Mention leg pain and most people immediately think of injured muscles and ligaments. But leg pain is a common symptom of several potentially serious vascular conditions. Madaiah Revana, MD, FACC, and the professional team at Humble Cardiology Associates specialize in treating the vascular conditions responsible for leg pain. To get relief from the pain and prevent serious complications, call one of the offices in Humble and Houston, Texas, or schedule an appointment online.
Vascular conditions cause leg pain and other symptoms by interfering with blood circulation in the arteries and veins that carry blood through your legs. The vascular problems most often responsible for leg pain include:
PAD occurs when cholesterol attaches to the artery wall, accumulates, and forms plaque. As plaque enlarges, the blood vessel narrows, which in turn blocks blood flow. The primary symptom of PAD is claudication, which is leg pain and cramping that occurs when you walk and disappears when you rest.
One-way valves in your leg veins ensure that blood flows up the legs and returns to your heart. When the valves fail to work, blood moves backward and accumulates in the vein. This condition, chronic venous insufficiency, causes leg pain that’s usually worse when you stand still and feels better when your leg is elevated.
Thrombophlebitis is an inflammatory condition that causes blood clots in your veins. When a clot forms in a vein deep in your leg — deep vein thrombosis — it can cause sudden, severe leg pain.
Deep vein thrombosis may lead to a life-threatening condition called pulmonary embolism if the clot breaks free and travels to your lungs. Chest pain, shortness of breath, and feeling dizzy are signs of pulmonary embolism.
When vascular problems go untreated, they often cause additional symptoms or problems such as:
Open wounds, called venous stasis ulcers, are a severe problem because they’re hard to heal and can lead to a skin or bone infection.
Your treatment depends on the underlying cause of your leg pain. Deep vein thrombosis is treated with anticoagulants or medication to dissolve the clot quickly.
Treatment for peripheral artery disease includes lifestyle changes (diet, exercise, stopping smoking, and weight loss) and medications to thin your blood or treat problems that contribute to the disease, such as high cholesterol.

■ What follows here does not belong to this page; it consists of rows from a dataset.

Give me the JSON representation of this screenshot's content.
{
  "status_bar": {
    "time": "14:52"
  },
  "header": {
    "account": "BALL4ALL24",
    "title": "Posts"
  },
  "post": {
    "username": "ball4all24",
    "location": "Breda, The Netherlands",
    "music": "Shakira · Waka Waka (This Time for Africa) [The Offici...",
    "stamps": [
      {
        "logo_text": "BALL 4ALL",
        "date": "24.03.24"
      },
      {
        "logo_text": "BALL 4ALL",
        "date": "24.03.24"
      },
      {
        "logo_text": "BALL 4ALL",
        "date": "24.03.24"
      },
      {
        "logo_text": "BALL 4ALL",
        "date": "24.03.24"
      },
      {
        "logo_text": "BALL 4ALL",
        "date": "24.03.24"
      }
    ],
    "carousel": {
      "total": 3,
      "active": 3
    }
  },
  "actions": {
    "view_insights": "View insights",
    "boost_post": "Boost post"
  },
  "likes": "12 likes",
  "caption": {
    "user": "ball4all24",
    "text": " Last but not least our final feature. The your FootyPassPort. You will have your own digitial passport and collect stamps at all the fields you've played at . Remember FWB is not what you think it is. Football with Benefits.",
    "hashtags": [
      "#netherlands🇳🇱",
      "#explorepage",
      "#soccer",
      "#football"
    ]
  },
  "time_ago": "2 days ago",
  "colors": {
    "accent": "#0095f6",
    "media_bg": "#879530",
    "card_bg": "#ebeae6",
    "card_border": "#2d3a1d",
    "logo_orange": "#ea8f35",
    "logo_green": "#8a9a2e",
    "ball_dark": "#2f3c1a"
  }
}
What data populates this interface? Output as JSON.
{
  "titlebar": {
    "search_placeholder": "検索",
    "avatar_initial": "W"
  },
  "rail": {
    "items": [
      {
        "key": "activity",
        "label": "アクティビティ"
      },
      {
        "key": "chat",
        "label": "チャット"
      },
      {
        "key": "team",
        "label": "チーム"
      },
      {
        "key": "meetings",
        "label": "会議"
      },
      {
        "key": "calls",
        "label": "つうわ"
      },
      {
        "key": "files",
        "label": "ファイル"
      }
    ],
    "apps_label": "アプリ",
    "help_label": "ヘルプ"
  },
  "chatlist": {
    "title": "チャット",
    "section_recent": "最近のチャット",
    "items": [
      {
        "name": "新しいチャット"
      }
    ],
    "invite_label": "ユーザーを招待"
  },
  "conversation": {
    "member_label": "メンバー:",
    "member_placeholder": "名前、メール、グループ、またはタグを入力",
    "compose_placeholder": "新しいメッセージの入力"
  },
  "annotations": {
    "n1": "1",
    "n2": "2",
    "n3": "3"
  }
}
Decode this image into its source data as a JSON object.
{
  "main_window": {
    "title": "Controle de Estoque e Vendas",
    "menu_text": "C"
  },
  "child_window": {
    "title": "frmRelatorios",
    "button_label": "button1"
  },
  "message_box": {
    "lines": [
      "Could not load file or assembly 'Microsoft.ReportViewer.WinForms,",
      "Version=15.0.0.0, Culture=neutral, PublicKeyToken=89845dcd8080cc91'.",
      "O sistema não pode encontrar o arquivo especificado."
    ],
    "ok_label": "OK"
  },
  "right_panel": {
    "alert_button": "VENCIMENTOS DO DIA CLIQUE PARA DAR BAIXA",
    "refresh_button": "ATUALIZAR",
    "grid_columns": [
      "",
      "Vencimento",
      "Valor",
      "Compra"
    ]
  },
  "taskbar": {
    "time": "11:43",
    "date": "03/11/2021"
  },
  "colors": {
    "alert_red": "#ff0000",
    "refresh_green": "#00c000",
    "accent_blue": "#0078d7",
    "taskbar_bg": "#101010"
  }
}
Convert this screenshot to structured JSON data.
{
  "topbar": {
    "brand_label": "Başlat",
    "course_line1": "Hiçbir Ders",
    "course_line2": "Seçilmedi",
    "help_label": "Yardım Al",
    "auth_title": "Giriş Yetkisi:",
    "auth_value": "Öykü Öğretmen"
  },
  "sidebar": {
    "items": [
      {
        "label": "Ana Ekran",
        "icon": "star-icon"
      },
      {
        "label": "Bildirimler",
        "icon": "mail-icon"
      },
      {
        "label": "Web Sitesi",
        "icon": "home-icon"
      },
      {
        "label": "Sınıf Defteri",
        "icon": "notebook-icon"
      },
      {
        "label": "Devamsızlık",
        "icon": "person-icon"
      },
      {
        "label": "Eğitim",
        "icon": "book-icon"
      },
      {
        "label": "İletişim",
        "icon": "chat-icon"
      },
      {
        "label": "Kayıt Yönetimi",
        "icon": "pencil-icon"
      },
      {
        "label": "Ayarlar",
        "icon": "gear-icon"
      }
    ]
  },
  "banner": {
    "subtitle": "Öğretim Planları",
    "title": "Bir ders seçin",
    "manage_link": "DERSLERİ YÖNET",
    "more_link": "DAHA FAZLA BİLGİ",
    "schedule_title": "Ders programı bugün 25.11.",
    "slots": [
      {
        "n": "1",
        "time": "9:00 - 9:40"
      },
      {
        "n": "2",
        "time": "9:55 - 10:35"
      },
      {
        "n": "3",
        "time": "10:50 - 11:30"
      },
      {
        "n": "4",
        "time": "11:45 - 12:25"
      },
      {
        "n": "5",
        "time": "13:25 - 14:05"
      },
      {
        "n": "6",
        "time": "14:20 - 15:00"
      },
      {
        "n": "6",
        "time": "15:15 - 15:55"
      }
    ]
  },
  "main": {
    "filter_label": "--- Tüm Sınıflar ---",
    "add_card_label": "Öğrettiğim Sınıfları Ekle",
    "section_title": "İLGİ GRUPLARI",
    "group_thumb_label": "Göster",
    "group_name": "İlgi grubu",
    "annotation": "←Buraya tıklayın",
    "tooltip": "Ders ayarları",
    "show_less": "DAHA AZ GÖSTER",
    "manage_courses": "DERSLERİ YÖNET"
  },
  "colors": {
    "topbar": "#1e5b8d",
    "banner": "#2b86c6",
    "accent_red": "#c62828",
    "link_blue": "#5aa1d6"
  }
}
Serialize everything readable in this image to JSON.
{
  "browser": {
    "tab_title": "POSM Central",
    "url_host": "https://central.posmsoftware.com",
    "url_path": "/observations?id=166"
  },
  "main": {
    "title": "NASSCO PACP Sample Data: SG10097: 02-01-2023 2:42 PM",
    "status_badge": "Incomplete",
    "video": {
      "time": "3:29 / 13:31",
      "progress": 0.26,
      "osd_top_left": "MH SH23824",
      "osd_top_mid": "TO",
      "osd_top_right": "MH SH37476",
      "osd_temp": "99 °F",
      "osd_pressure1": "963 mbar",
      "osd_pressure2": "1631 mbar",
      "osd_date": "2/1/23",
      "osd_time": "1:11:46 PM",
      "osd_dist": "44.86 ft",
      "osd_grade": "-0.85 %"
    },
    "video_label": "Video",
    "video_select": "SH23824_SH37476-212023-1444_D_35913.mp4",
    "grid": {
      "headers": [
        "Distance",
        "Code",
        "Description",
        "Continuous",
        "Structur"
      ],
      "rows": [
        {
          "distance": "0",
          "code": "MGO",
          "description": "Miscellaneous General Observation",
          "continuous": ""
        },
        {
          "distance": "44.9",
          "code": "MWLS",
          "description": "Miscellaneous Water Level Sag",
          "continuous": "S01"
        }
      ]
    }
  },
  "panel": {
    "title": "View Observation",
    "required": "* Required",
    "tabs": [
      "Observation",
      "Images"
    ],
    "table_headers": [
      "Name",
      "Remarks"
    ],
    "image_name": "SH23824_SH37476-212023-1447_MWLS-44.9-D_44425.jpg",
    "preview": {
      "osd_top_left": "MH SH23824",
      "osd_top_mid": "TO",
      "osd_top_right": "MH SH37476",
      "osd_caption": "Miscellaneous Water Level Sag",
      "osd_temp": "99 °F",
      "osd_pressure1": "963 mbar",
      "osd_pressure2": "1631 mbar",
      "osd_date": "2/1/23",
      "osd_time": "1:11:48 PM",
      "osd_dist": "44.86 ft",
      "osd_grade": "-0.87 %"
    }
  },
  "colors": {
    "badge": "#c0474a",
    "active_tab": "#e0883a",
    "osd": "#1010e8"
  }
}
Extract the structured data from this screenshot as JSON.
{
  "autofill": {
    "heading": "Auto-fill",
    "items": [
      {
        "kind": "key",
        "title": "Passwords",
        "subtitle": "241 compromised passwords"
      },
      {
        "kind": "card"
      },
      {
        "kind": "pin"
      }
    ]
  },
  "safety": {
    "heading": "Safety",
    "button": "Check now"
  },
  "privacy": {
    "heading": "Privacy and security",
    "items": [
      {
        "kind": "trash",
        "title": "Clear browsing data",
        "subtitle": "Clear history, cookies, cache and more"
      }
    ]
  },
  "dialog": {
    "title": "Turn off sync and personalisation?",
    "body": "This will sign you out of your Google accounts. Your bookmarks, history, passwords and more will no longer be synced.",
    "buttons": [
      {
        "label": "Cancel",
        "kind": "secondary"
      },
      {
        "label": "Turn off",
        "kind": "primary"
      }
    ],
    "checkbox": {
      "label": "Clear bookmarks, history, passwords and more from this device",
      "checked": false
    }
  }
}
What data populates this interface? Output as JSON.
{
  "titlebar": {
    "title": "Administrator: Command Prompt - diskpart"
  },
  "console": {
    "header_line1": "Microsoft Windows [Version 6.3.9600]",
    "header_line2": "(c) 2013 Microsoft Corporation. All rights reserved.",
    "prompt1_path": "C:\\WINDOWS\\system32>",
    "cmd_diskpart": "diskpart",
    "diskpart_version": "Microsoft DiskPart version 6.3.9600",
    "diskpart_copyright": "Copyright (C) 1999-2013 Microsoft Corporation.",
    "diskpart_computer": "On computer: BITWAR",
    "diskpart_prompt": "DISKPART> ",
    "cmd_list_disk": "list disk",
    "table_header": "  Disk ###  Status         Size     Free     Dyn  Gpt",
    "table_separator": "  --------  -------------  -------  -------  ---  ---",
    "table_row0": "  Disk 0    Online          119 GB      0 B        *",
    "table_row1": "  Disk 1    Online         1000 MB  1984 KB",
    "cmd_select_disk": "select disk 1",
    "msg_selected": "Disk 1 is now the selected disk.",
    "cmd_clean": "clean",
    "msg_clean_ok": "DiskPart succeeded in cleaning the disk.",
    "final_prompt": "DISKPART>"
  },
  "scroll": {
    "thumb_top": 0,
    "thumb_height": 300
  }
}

In severe cases, you may need angioplasty and stent placement to open the blockage and restore blood flow.
If you’re diagnosed with chronic venous insufficiency, your treatment plan may include compression stockings, wound care, or a procedure to remove varicose veins.
If you have leg pain that’s not related to overuse or injury, call Humble Cardiology Associates or schedule an appointment online.